Extracted records
━━━

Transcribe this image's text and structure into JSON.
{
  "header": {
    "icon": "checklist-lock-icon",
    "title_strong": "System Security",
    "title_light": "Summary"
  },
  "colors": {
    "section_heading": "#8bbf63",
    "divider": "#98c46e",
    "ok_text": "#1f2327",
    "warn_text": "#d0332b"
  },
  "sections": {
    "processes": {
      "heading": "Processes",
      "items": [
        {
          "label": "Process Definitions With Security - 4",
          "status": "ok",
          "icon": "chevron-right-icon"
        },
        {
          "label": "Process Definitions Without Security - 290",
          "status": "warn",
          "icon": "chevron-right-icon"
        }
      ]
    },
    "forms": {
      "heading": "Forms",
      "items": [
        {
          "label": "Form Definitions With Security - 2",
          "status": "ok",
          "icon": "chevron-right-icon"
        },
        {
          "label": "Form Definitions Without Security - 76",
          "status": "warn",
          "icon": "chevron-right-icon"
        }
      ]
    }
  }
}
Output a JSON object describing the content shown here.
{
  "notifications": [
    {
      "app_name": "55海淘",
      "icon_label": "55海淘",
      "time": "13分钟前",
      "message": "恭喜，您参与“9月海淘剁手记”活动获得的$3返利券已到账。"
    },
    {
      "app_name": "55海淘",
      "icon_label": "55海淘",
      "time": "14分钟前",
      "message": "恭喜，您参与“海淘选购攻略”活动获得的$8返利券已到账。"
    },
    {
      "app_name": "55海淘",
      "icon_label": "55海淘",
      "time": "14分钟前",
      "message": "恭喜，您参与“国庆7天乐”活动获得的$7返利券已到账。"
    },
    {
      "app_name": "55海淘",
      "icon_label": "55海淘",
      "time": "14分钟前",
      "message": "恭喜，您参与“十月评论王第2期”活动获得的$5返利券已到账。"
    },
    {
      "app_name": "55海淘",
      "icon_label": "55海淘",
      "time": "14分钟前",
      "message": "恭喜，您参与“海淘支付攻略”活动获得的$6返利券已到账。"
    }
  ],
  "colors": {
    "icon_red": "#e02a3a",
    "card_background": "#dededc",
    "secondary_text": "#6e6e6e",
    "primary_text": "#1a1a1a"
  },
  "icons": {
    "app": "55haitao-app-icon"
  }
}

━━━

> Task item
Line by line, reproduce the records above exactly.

> Written response
Transcribe this image's text and structure into JSON.
{
  "header": {
    "icon": "checklist-lock-icon",
    "title_strong": "System Security",
    "title_light": "Summary"
  },
  "colors": {
    "section_heading": "#8bbf63",
    "divider": "#98c46e",
    "ok_text": "#1f2327",
    "warn_text": "#d0332b"
  },
  "sections": {
    "processes": {
      "heading": "Processes",
      "items": [
        {
          "label": "Process Definitions With Security - 4",
          "status": "ok",
          "icon": "chevron-right-icon"
        },
        {
          "label": "Process Definitions Without Security - 290",
          "status": "warn",
          "icon": "chevron-right-icon"
        }
      ]
    },
    "forms": {
      "heading": "Forms",
      "items": [
        {
          "label": "Form Definitions With Security - 2",
          "status": "ok",
          "icon": "chevron-right-icon"
        },
        {
          "label": "Form Definitions Without Security - 76",
          "status": "warn",
          "icon": "chevron-right-icon"
        }
      ]
    }
  }
}
Output a JSON object describing the content shown here.
{
  "notifications": [
    {
      "app_name": "55海淘",
      "icon_label": "55海淘",
      "time": "13分钟前",
      "message": "恭喜，您参与“9月海淘剁手记”活动获得的$3返利券已到账。"
    },
    {
      "app_name": "55海淘",
      "icon_label": "55海淘",
      "time": "14分钟前",
      "message": "恭喜，您参与“海淘选购攻略”活动获得的$8返利券已到账。"
    },
    {
      "app_name": "55海淘",
      "icon_label": "55海淘",
      "time": "14分钟前",
      "message": "恭喜，您参与“国庆7天乐”活动获得的$7返利券已到账。"
    },
    {
      "app_name": "55海淘",
      "icon_label": "55海淘",
      "time": "14分钟前",
      "message": "恭喜，您参与“十月评论王第2期”活动获得的$5返利券已到账。"
    },
    {
      "app_name": "55海淘",
      "icon_label": "55海淘",
      "time": "14分钟前",
      "message": "恭喜，您参与“海淘支付攻略”活动获得的$6返利券已到账。"
    }
  ],
  "colors": {
    "icon_red": "#e02a3a",
    "card_background": "#dededc",
    "secondary_text": "#6e6e6e",
    "primary_text": "#1a1a1a"
  },
  "icons": {
    "app": "55haitao-app-icon"
  }
}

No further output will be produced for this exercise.